An interesting connection between miRNAs and reprogramming of stem cells and of oocytes has been reported recently that might bear significance for the process of dedifferentiation during lens regeneration. Expression of let-7 in mammalian stem cells is evident before cells differentiate , . In other words induction of let-7 prevents stemness and induces differentiation, while reduction up-regulates stemness factors and stemness. Likewise, during reprogramming of oocyte growth miRNA function is globally suppressed . Among the suppressed miRNAs all members of the let-7 family are included. Interestingly, such a down-regulation of all let-7 members has also been seen during the dedifferentiation process of PECs as well as during repair of zebrafish retina , . In addition, several pluripotency-maintaining factors, such as Sox-2, Klf4 and c-myc are expressed in the dorsal iris during dedifferentiation . It has been suggested before that similar mechanisms could be involved in reprogramming of mammalian cells and their induction to iPSCs and reprogramming during regeneration in newts or zebrafish. The let-7 story is yet another interesting similarity between these two events.
Our previous study on the expression of miRNAs during lens and hair cell regeneration in newts was the first to indicate a possible involvement and regulation. The present study shows that, indeed, miRNAs can have a role in regeneration. Other recent reports support this as well. During zebrafish fin regeneration it has been shown that miR-203 regulates the Wnt signaling pathway transcription factor Lef1 . Down-regulation of Lef1 by miR-203 blocks regeneration, while loss of miR-203 results in up-regulation of Lef1 and fin overgrowth. In another study it was found that depletion of miR-133 promotes fin regeneration and that this is FGF-dependent . In a different study it was shown that miR-196 is involved in axolotl tail regeneration. Inhibition of miR-196 blocks regeneration by acting up-stream BMP4 and Pax-7 .
In this paper we describe the effects of two miRNAs on newt lens regeneration. We conclude that they differentially control cell proliferation in dorsal and ventral iris. Further, we identified that up-regulation of these two miRNAs results in regulation of other miRNAs. This is the first time that such regulation is reported and uncovers yet an unsuspected mode of miRNAs regulation as a network. Interestingly, many of the regulated miRNAs are associated with proliferation, which was the most prominent effect of miR-148 and let-7b. Our findings open new avenues in the study of miRNAs in cell proliferation, as is related to differentiation and regeneration.

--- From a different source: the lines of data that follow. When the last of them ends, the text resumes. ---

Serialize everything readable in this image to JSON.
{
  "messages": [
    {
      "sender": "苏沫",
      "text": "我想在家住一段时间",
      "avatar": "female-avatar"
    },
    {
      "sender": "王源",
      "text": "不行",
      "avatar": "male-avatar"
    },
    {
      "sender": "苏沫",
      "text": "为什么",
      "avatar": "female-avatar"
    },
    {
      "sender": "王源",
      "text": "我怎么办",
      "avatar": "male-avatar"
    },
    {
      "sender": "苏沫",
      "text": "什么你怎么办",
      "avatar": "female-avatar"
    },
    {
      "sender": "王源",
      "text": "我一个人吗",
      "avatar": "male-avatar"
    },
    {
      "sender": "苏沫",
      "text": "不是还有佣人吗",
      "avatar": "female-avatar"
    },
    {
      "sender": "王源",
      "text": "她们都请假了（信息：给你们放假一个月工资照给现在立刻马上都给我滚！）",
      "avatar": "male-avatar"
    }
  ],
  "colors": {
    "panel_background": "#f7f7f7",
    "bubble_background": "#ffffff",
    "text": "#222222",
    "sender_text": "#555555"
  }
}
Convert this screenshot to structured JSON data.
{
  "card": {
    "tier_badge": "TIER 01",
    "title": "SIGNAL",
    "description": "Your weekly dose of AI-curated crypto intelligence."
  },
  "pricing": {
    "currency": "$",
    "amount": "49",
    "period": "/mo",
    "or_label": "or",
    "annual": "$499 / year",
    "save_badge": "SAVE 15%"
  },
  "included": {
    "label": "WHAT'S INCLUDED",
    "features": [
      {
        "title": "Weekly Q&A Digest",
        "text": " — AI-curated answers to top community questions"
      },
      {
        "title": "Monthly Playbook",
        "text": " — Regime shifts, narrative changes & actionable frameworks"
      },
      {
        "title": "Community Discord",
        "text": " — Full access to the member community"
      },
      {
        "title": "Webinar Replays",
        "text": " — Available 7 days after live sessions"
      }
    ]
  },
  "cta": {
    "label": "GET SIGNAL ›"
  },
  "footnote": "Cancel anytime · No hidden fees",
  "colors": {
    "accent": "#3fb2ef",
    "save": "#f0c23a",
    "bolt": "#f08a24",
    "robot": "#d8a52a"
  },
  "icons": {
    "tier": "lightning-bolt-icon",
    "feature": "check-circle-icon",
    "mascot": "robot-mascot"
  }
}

miRNA microarrays. The files present raw data on miRNA microarrays. Ventral PECs were up-regulated with let-7b or miR-148 by transfection and isolated RNA was used to probe microarrays. Control samples were PECs transfected with scrambled miRNAs (see Methods).
(0.04 MB XLS)
Competing Interests: The authors have declared that no competing interests exist.
Funding: This work was supported by a National Institutes of Health (NIH) grant EY10540 to PAT. The funders had no role in study design, data collection and analysis, decision to publish, or preparation of the manuscript.